[Entries from a dataset of interfaces]

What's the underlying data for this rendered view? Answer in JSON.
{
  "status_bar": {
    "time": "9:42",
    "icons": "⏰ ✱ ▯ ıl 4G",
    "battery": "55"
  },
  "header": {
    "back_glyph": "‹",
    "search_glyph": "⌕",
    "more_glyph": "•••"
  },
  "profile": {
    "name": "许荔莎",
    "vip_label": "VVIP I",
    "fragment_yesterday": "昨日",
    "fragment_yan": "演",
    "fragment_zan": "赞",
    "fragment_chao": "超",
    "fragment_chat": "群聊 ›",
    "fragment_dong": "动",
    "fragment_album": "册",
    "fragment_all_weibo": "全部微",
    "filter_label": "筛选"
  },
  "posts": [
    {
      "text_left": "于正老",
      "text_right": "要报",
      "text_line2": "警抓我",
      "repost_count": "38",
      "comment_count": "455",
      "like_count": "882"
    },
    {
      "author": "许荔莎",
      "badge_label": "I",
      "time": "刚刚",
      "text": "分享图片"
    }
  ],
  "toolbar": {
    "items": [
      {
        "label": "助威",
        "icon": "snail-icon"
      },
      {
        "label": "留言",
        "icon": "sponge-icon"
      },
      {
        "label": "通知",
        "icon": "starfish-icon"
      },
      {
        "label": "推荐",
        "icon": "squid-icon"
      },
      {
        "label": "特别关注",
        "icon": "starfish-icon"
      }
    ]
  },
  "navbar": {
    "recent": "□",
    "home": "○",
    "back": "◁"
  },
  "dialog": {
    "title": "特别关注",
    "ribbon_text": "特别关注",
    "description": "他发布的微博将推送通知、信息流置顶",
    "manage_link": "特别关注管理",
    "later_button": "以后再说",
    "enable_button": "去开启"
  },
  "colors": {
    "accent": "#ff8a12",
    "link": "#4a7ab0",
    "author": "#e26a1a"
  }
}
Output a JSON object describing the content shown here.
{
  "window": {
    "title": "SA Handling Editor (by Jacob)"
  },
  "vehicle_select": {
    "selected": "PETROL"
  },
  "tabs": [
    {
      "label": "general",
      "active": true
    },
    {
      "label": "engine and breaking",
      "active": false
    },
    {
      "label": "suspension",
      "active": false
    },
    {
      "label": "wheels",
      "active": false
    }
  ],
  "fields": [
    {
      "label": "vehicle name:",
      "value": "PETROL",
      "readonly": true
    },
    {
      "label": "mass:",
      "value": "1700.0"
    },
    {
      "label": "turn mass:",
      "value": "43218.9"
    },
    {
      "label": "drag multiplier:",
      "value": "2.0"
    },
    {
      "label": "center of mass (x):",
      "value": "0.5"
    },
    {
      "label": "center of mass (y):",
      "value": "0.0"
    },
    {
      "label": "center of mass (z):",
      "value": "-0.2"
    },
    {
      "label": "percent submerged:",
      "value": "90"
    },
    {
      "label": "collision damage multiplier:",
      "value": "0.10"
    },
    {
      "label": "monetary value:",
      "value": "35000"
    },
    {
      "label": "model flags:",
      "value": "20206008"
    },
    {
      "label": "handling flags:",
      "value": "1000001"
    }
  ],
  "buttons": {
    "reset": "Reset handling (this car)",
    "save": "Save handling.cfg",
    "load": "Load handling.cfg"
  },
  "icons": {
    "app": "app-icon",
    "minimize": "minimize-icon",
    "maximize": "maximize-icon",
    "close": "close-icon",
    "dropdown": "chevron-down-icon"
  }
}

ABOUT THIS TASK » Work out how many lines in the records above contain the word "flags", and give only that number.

TASK SOLUTION » 2